TACKLING THE PROBLEM OF VITAMIN 'A' DEFICIENCY
Unfortunately, one of the essential vitamins that the rice grain does not contain is vitamin A, and so people who obtain most of their calories from rice could be at risk of vitamin A deficiency and this was when the powerful agrochemical companies, such as Monsanto, seized the opportunity to introduce their genetically modified (GM)‘golden rice’; so called because of it’s saffron gold colour. This is a rice variety developed by the bio-tech industry to produce pro-vitamin A (beta-carotene). Those who promote genetic engineering portray GM 'Golden' rice as a technical, quick-fix solution to Vitamin A deficiency that can be a health problem in many developing countries as it can cause blindness. However, not only is GM 'Golden' rice an ineffective tool to combat Vitamin A deficiency but it is also environmentally irresponsible because of the high levels of glyphosate needed to control weeds. Glyphosate (read more) is a poison and has been shown to destroy the micro-organisms in the soil and pose grave risks to human health.

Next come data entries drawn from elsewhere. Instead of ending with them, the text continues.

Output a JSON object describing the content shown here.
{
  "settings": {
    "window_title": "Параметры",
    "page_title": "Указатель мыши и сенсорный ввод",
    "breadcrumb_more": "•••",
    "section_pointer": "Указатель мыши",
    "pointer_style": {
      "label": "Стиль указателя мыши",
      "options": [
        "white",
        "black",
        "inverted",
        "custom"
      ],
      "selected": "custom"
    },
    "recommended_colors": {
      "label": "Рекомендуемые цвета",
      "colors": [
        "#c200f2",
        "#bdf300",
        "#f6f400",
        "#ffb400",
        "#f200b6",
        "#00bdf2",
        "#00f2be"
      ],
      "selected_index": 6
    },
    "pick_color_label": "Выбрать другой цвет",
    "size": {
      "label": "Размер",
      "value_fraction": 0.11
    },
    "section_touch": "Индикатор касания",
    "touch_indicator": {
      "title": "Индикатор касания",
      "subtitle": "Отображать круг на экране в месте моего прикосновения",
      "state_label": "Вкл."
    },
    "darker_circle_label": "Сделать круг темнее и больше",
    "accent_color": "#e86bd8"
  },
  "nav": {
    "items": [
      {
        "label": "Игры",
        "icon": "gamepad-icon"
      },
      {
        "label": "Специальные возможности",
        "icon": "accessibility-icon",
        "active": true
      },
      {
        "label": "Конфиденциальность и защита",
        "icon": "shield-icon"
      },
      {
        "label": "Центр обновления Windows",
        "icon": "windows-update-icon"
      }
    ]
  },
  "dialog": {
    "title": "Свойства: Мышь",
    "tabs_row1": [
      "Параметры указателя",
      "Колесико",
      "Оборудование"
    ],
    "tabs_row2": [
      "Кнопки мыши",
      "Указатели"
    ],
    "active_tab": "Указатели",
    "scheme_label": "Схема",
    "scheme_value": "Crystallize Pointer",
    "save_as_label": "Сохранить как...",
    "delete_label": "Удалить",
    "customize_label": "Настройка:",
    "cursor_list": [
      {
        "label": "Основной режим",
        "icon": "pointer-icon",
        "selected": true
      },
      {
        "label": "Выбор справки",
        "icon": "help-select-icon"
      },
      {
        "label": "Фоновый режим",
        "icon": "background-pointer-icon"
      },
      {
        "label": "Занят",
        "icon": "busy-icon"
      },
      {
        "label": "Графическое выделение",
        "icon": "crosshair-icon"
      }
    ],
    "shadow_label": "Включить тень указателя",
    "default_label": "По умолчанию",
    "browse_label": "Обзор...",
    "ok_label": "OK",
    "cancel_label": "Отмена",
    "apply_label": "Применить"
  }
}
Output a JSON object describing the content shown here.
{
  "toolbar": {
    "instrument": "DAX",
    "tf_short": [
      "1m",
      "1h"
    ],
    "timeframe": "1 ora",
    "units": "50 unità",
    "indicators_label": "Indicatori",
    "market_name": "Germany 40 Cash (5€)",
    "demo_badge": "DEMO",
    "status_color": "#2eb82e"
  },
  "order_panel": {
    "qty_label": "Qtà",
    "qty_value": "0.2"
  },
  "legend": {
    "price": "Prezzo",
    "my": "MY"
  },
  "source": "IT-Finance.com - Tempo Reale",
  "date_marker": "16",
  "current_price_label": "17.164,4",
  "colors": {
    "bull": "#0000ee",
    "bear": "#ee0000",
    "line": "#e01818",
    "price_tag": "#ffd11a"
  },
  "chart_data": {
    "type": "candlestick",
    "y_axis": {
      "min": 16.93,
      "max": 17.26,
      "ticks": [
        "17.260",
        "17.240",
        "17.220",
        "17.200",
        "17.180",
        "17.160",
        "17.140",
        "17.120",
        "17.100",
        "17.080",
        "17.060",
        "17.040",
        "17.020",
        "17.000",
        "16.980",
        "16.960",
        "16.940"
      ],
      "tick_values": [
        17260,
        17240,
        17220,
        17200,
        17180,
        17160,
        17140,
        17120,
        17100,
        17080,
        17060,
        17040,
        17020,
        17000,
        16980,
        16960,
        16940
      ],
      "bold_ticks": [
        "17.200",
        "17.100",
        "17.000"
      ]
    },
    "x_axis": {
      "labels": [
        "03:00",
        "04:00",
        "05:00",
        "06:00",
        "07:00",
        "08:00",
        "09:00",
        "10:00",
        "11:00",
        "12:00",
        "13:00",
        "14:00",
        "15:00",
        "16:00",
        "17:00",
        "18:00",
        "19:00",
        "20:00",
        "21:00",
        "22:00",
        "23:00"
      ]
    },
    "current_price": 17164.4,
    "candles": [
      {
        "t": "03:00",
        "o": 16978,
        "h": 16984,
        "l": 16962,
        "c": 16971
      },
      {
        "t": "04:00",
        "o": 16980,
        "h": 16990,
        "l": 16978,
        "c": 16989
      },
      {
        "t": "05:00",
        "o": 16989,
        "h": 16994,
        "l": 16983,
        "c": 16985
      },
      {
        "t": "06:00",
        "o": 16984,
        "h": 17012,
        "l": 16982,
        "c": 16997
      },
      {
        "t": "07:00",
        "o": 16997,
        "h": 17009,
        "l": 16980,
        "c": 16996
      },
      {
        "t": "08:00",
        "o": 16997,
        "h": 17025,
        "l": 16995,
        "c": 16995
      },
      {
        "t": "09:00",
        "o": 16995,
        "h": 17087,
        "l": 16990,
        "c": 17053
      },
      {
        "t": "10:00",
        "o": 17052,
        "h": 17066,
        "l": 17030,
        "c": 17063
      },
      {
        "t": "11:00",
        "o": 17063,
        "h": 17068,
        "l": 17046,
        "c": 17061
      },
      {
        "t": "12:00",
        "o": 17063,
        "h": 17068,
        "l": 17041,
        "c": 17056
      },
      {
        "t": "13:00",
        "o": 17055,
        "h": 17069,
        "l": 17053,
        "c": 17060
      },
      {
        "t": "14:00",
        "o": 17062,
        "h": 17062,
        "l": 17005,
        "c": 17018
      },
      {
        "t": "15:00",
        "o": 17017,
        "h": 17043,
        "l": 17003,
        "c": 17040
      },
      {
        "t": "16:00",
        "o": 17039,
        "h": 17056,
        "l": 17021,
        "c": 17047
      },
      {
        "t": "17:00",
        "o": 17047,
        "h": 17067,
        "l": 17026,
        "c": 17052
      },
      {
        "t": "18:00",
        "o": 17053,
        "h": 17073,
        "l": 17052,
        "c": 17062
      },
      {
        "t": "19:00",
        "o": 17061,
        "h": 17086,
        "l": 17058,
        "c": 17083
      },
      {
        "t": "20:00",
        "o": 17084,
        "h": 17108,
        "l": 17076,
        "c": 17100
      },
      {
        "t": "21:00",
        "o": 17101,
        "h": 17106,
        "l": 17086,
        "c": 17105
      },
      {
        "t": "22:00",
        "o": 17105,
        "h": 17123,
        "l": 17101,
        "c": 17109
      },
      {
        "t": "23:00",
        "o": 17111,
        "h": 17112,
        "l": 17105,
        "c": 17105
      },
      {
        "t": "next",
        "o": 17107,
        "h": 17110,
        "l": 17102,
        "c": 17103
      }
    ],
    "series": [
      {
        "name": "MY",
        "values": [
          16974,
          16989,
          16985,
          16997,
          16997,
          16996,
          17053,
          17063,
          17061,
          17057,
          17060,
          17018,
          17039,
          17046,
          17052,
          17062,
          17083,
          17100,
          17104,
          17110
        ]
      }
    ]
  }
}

There are other far more effective, simple and safer ways to remedy vitamin A deficiency such as encouraging people to grow their own vegetables and eat a more varied diet.
EXPLAINING TYPES OF VITAMIN A
Vitamin A exists in two different types, one is pre-formed vitamin A, known as retinol, that is found in animal products such as eggs, meat, milk, cheese, cream, liver, kidney, cod, and halibut fish oil. The other most common type, pro-vitamin A, known as beta-carotene, is found in plant-based foods such as bright yellow and orange fruit and
vegetables such as carrots, pumpkin, sweet potatoes and winter squash. The more intense the colour of a fruit or vegetable the higher the beta-carotene content. Other sources of beta-carotene include broccoli, spinach and most dark green, leafy vegetables.
SIMPLE, SAFE, CHEAP SOLUTION
In the days before the giant chemical companies tried to convince everyone that GM food was the only way to feed the world, aid workers in developing countries used to persuade villagers to keep hens. They would start them off with say, half a dozen young hens and a cockerel and thereafter the supply of chickens and eggs was self-perpetuating. Vitamin A in the diet was assured from both the eggs and the chicken flesh. Eggs are a rich source of vitamins, minerals, high quality proteins, good fats and various other lesser-known nutrients.
One large egg contains:
* Vitamin B12 (Cobalamin): 9% of the RDA.( recommended daily amount)
* Vitamin B2 (Riboflavin): 15% of the RDA.
* Vitamin A: 6% of the RDA.
* Vitamin B5 (Pantothenic Acid): 7% of the RDA.
* Selenium: 22% of the RDA.
Eggs also contain small amounts of almost every vitamin and mineral required by the human body including calcium, iron, potassium, zinc, manganese, vitamin E, folate and many more.
DANGERS OF FOOD ADULTERATION
Modern ‘quick fix’ solutions can often lead to unexpected and far reaching adverse results, some of them disastrous to our health. Surgeon Captain T.L.Cleave says it in a nutshell. ‘DO NOT TAMPER WITH FOOD’.
QUICK WAY TO COOK UNPOLISHED (BROWN) RICE
Although this rice takes a little longer to cook than white rice, it is well worth the trouble for the nutritional benefits.
Rinse half a cupful (about 150 g) of rice in cold water and then drain. Put 1½ litres of water in a large saucepan and when boiling add the rice and a little salt. Bring back to the boil and allow to cook uncovered for 25 minutes. Drain and then return to the saucepan, off the heat but with the lid on, and leave to rest for 10 minutes when the rice should be cooked and ready to eat.